COMPASSION AND COMPENTENCY GO HAND in hand in making a person a well rounded employee. Where it used to be the norm for me, now when I experience someone displaying these attributes it is more of a surprise. I know, isn’t this a sad state of affairs? There was a time where I could walk up to a salesperson and ask where something was located and they would walk me to the item. Now they barely leave their place and tell me the item “is over there.” Over there?! Where is there? This is what makes up part of the workforce. If you think that is bad, I used to work at a company that had an actual human being answering the switchboard. The only problem was she tended to be high on drugs most of the time. She would wear these large, owlish glasses with tinted lenses so it was hard to see her eyes clearly; but she would drop acid at her desk, smoke a joint on her break or pop pills during her lunch. If she did not like the way a person was talking to her on the phone she would disconnect them. And would you believe she lasted a couple of years at the job?!?!? AS FAR AS I CAN tell no one should ever talk down to another person. I find it to be so rude. Here you are asking someone to explain something to you and they are talking to you like you are a little child. Or I love when you discover something for yourself and there is someone there who lets you know they already knew about it or feign shock that you did not know such a basic thing; some people just do not think about what they are saying. I had a friend tell me about a doctor who after getting the results of a biopsy told the patient she would need to have her breast removed. Cut and dry, there was no discussion or asking if there were any options; he simply told her to make arrangements for surgery and left the exam room. I found the doctor’s behavior absolutely heartless and would have immediately sought out a 2nd opinion and a new doctor. How hard would it have been to show a little compassion for the patient? I guess this is one of the reasons why I enjoyed watching this drama—a doctor who showed compassion. AS PUNISHMENT FOR WANTING TO leave Barbara, played by Nina Hoss (A Most Wanted Man, Phoenix), was reassigned to a rural hospital in the country of East Germany. Under constant watch she was not convinced her boss Andre, played by Ronald Zehrfeld (The People vs. Fritz Bauer, In the Face of Crime-TV), was just another spy to report on her. This film festival winning foreign movie also starred Rainer Bock (The White Ribbon, Wonder Woman) as Klaus Schutz and Christina Hecke (Collide, Pink) as the intern Schulze. Set in the 1980s I found this story an interesting character study; Nina’s acting was quiet yet powerful. Despite the harsh atmosphere of the settings or maybe a better description would be dreary, I found the story kept my interest by the way the characters interacted; especially with this authoritarian overview while doctors are trying to heal their patients. It was an interesting mix. As for the action all of it was of the low key type; the word I would use would be smoldering. This was pretty much a simple, straight forward, compassionate movie.

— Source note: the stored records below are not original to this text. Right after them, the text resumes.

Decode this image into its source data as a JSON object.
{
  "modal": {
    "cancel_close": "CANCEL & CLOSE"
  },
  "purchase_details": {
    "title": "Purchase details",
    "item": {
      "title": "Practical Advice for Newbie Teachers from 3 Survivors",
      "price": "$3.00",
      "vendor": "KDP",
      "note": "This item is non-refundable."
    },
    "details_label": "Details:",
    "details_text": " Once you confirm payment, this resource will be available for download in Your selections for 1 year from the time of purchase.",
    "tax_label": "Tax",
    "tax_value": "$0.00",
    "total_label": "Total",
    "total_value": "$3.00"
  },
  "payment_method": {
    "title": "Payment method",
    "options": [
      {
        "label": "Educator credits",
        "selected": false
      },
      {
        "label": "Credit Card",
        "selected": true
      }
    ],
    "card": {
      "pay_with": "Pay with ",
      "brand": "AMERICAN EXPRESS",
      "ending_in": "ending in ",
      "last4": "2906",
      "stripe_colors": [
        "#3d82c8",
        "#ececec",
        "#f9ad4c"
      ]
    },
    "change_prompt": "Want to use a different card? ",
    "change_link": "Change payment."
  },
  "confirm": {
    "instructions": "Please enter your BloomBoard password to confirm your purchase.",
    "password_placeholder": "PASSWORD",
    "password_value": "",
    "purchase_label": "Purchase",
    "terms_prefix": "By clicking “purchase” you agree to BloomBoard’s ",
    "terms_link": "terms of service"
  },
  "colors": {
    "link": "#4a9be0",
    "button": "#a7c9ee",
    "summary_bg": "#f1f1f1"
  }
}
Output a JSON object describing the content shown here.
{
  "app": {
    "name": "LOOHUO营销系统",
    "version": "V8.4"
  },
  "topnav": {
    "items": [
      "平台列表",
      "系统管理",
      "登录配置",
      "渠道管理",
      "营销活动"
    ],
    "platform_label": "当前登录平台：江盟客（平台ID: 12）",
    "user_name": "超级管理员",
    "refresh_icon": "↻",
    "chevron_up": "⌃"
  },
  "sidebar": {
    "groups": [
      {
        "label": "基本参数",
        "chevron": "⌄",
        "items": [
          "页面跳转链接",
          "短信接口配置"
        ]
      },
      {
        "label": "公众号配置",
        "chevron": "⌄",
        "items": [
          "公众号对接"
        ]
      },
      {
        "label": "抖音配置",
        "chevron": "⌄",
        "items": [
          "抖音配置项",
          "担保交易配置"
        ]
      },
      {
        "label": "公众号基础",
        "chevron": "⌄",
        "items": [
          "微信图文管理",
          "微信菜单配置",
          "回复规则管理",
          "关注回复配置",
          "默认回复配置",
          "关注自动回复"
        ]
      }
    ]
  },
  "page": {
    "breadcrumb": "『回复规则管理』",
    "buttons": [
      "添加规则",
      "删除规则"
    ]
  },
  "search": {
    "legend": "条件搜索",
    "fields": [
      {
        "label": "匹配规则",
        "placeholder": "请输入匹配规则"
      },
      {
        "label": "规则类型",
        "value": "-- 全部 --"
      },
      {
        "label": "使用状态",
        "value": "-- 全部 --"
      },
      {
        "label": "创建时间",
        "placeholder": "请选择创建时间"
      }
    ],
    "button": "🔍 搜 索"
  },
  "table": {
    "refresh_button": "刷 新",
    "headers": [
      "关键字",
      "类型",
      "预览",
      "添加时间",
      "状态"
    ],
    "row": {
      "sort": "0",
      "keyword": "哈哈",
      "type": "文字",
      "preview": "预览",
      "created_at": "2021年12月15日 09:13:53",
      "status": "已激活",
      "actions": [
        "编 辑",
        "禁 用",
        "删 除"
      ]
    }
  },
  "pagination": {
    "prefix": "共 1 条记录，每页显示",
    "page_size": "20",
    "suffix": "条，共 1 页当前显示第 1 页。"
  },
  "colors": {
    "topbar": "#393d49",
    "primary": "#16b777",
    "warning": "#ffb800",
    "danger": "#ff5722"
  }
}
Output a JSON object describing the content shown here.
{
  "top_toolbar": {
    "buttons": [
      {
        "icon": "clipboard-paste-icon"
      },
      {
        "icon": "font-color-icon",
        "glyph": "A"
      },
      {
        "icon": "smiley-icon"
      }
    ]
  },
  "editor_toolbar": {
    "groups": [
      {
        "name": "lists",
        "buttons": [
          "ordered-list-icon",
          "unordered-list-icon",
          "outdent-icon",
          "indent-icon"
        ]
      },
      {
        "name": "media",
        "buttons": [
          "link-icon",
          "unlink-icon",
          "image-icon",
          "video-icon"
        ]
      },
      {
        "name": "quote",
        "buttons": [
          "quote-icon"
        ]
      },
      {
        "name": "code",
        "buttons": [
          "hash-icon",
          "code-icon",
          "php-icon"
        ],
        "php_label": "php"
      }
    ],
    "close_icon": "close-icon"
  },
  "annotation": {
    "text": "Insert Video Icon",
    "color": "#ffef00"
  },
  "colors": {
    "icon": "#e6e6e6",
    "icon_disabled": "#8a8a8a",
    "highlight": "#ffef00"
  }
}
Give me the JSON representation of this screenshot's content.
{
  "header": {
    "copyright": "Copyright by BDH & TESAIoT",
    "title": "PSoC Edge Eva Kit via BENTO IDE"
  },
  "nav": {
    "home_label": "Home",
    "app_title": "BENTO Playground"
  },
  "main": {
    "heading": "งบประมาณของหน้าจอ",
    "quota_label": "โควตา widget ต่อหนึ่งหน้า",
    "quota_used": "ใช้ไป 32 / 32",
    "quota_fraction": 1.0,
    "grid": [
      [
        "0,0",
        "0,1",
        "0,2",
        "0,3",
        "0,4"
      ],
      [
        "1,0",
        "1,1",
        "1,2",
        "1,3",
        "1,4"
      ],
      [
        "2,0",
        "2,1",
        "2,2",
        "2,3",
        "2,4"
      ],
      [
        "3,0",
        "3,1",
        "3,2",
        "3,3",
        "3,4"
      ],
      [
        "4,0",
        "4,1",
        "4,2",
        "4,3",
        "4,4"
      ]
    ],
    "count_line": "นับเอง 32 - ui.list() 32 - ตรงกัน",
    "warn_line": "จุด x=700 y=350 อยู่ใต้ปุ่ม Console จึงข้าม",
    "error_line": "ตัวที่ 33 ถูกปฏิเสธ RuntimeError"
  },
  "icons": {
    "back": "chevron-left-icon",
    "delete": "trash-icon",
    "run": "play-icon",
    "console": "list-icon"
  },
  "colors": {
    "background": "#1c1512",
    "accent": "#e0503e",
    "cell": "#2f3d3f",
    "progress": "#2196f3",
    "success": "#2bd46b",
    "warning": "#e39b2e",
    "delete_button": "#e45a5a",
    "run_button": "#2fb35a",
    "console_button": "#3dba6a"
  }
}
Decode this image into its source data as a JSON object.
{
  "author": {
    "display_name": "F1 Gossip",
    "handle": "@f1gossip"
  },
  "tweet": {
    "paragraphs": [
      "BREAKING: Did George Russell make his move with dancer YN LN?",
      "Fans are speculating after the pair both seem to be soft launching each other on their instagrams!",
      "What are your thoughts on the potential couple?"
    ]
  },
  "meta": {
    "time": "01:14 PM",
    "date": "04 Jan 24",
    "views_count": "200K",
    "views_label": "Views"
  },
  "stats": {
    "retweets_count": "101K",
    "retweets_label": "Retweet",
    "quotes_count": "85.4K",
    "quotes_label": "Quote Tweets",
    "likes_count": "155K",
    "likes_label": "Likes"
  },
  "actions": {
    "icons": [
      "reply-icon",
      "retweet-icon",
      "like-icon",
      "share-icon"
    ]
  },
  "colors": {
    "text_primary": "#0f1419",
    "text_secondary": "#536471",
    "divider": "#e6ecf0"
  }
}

3 stars — DVD
The more time spent with a person the less one notices any changes taking place. I have noticed this especially when it comes to the physical aspect of a person. In regards to the emotional and intelligence areas, you would think the longer you know a person the better you understand them; I certainly have believed this to be true. But I have to tell you the more I see and hear about people’s infidelity, transgressions and even crimes; the more I am at a loss for words because I cannot process it. What happens that causes a person in a long term relationship to suddenly start cheating on their significant other? Or these news shows that profile a married couple where one of them murders the other one? Stuff like this shakes my belief that 2 people can live happily ever after. I am the first to admit I have trust issues based on what has happened to me in my life; you think you know someone and it turns out you really do not, at least in my case. Though my philosophy may cause more hurt feelings for me, I choose to believe what people are telling me is true until they prove it otherwise. I cannot tell you how many times where I started dating someone who agreed with my definition of an exclusive relationship, yet I find out they had cheated on their previous partners. And do not get me started on some of the other things I have seen people do in a relationship; it can be frightening. LEFT for dead with a disfigured face Nelly Lenz, played by Nina Hoss (A Most Wanted Man, Barbara), with the help of Lene Winter, played by Nina Kunzendorf (Woman in Gold, Unspoken), not only survived the German concentration camps but also facial reconstruction surgery. Her goal was to find her husband Johnny Lenz, played by Ronald Zehrfeld (Inbetween Worlds, Barbara), who was no where to be found when the Germans took her away. This film festival winning drama was utterly captivating to me. With no prior knowledge about this mystery movie, I not only thought the filming of it was beautiful but that the script had elements of tenderness, longing and surprise. The story was set in Berlin after the war which I found made it more interesting to see how people were picking up the pieces of their lives while recalling past events. I thought the director did a wonderful job of letting the actors talk using nonverbal cues; luckily the actors were quite skilled in achieving this method of communication. I found this film fascinating and was surprised to find out my initial thoughts about the characters were not totally accurate. Maybe it is harder than you think to really know someone. German was spoken with English subtitles.
3 1/2 stars